TASK INSTRUCTIONS: Reproduce word for word every line from the one containing "Extract the structured" through the end of the listing below; omit the pictures.

+ + + + +

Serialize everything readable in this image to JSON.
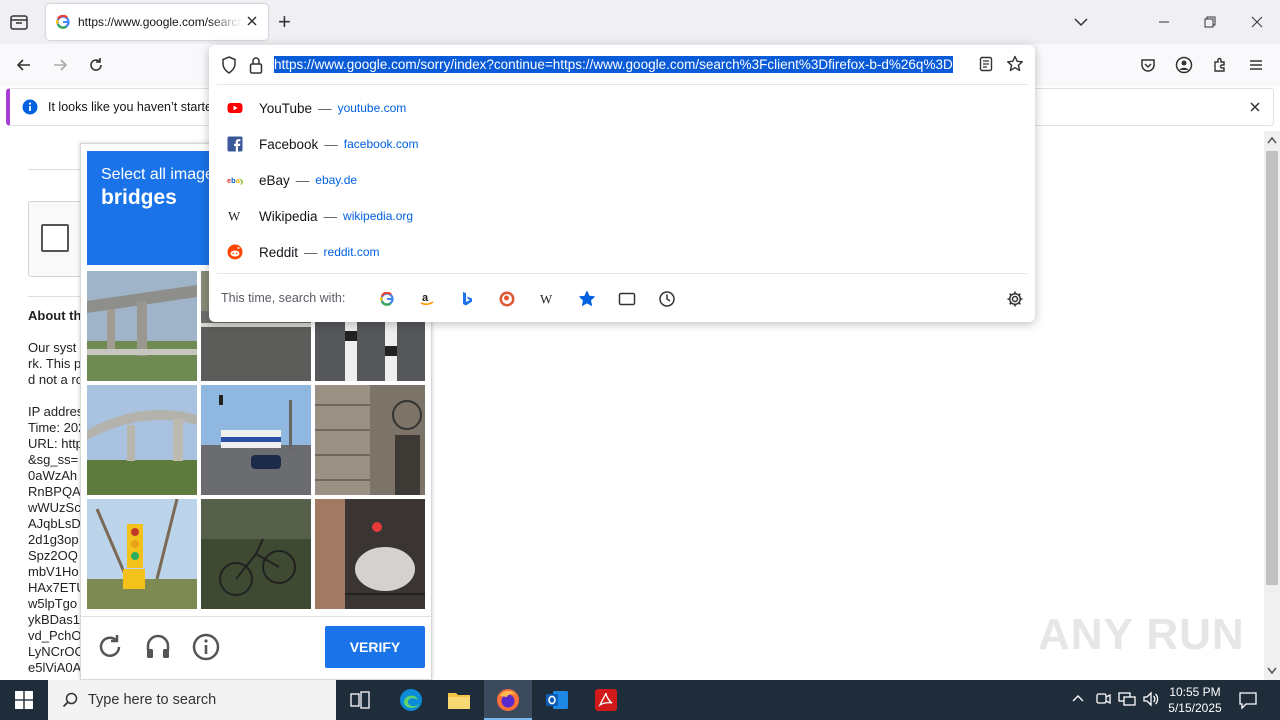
{
  "browser": {
    "tab": {
      "title": "https://www.google.com/search?client=firefox"
    },
    "new_tab_symbol": "+",
    "url": "https://www.google.com/sorry/index?continue=https://www.google.com/search%3Fclient%3Dfirefox-b-d%26q%3D",
    "notification": {
      "text": "It looks like you haven’t started"
    }
  },
  "suggestions": [
    {
      "name": "YouTube",
      "url": "youtube.com",
      "icon": "youtube-icon"
    },
    {
      "name": "Facebook",
      "url": "facebook.com",
      "icon": "facebook-icon"
    },
    {
      "name": "eBay",
      "url": "ebay.de",
      "icon": "ebay-icon"
    },
    {
      "name": "Wikipedia",
      "url": "wikipedia.org",
      "icon": "wikipedia-icon"
    },
    {
      "name": "Reddit",
      "url": "reddit.com",
      "icon": "reddit-icon"
    }
  ],
  "suggestion_separator": "—",
  "search_with": {
    "label": "This time, search with:",
    "engines": [
      "google",
      "amazon",
      "bing",
      "duckduckgo",
      "wikipedia",
      "bookmarks",
      "tabs",
      "history"
    ]
  },
  "page": {
    "heading": "About th",
    "lines": [
      "Our syst",
      "rk. This p",
      "d not a ro",
      "",
      "IP addres",
      "Time: 202",
      "URL: http",
      "&sg_ss=",
      "0aWzAh",
      "RnBPQA",
      "wWUzSc",
      "AJqbLsD",
      "2d1g3op",
      "Spz2OQ",
      "mbV1Ho",
      "HAx7ETU",
      "w5lpTgo",
      "ykBDas1",
      "vd_PchO",
      "LyNCrOO",
      "e5lViA0A"
    ]
  },
  "captcha": {
    "instruction": "Select all images with",
    "target": "bridges",
    "verify_label": "VERIFY"
  },
  "watermark": "ANY RUN",
  "taskbar": {
    "search_placeholder": "Type here to search",
    "time": "10:55 PM",
    "date": "5/15/2025"
  },
  "colors": {
    "accent": "#1a73e8",
    "url_highlight": "#0a5bd7",
    "taskbar": "#1f2c3a"
  }
}
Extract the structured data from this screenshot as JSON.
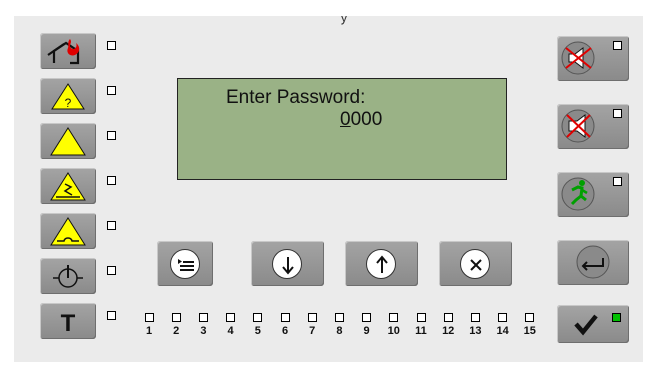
{
  "lcd": {
    "line1": "Enter Password:",
    "cursor_digit": "0",
    "rest_digits": "000"
  },
  "left_keys": [
    {
      "name": "fire-alarm-key",
      "icon": "house-fire-icon"
    },
    {
      "name": "fault-key",
      "icon": "warning-question-icon"
    },
    {
      "name": "warning-key",
      "icon": "warning-triangle-icon"
    },
    {
      "name": "power-fault-key",
      "icon": "warning-lightning-icon"
    },
    {
      "name": "disable-key",
      "icon": "warning-disabled-icon"
    },
    {
      "name": "test-key",
      "icon": "power-test-icon"
    },
    {
      "name": "t-key",
      "icon": "letter-t-icon",
      "label": "T"
    }
  ],
  "right_keys": [
    {
      "name": "buzzer-silence-key",
      "icon": "muted-speaker-icon"
    },
    {
      "name": "siren-silence-key",
      "icon": "muted-siren-icon"
    },
    {
      "name": "evacuate-key",
      "icon": "exit-running-man-icon"
    },
    {
      "name": "back-key",
      "icon": "back-arrow-icon"
    },
    {
      "name": "confirm-key",
      "icon": "checkmark-icon",
      "led": "green"
    }
  ],
  "nav_buttons": [
    {
      "name": "menu-button",
      "icon": "menu-icon"
    },
    {
      "name": "down-button",
      "icon": "down-arrow-icon"
    },
    {
      "name": "up-button",
      "icon": "up-arrow-icon"
    },
    {
      "name": "cancel-button",
      "icon": "close-icon"
    }
  ],
  "zones": [
    "1",
    "2",
    "3",
    "4",
    "5",
    "6",
    "7",
    "8",
    "9",
    "10",
    "11",
    "12",
    "13",
    "14",
    "15"
  ],
  "header_fragment": "y",
  "colors": {
    "panel": "#ebebeb",
    "key": "#9a9a9a",
    "lcd": "#9ab286",
    "warning_yellow": "#ffff00",
    "fire_red": "#e00000",
    "exit_green": "#00a000",
    "led_on": "#00c000"
  }
}
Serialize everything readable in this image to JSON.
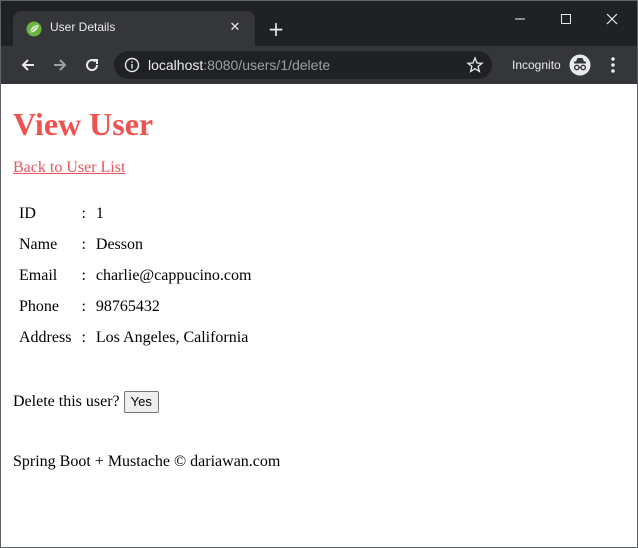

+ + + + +

RESULT:
Extract the structured data from this screenshot as JSON.
{
  "lcd": {
    "line1": "Enter Password:",
    "cursor_digit": "0",
    "rest_digits": "000"
  },
  "left_keys": [
    {
      "name": "fire-alarm-key",
      "icon": "house-fire-icon"
    },
    {
      "name": "fault-key",
      "icon": "warning-question-icon"
    },
    {
      "name": "warning-key",
      "icon": "warning-triangle-icon"
    },
    {
      "name": "power-fault-key",
      "icon": "warning-lightning-icon"
    },
    {
      "name": "disable-key",
      "icon": "warning-disabled-icon"
    },
    {
      "name": "test-key",
      "icon": "power-test-icon"
    },
    {
      "name": "t-key",
      "icon": "letter-t-icon",
      "label": "T"
    }
  ],
  "right_keys": [
    {
      "name": "buzzer-silence-key",
      "icon": "muted-speaker-icon"
    },
    {
      "name": "siren-silence-key",
      "icon": "muted-siren-icon"
    },
    {
      "name": "evacuate-key",
      "icon": "exit-running-man-icon"
    },
    {
      "name": "back-key",
      "icon": "back-arrow-icon"
    },
    {
      "name": "confirm-key",
      "icon": "checkmark-icon",
      "led": "green"
    }
  ],
  "nav_buttons": [
    {
      "name": "menu-button",
      "icon": "menu-icon"
    },
    {
      "name": "down-button",
      "icon": "down-arrow-icon"
    },
    {
      "name": "up-button",
      "icon": "up-arrow-icon"
    },
    {
      "name": "cancel-button",
      "icon": "close-icon"
    }
  ],
  "zones": [
    "1",
    "2",
    "3",
    "4",
    "5",
    "6",
    "7",
    "8",
    "9",
    "10",
    "11",
    "12",
    "13",
    "14",
    "15"
  ],
  "header_fragment": "y",
  "colors": {
    "panel": "#ebebeb",
    "key": "#9a9a9a",
    "lcd": "#9ab286",
    "warning_yellow": "#ffff00",
    "fire_red": "#e00000",
    "exit_green": "#00a000",
    "led_on": "#00c000"
  }
}
Serialize everything readable in this image to JSON.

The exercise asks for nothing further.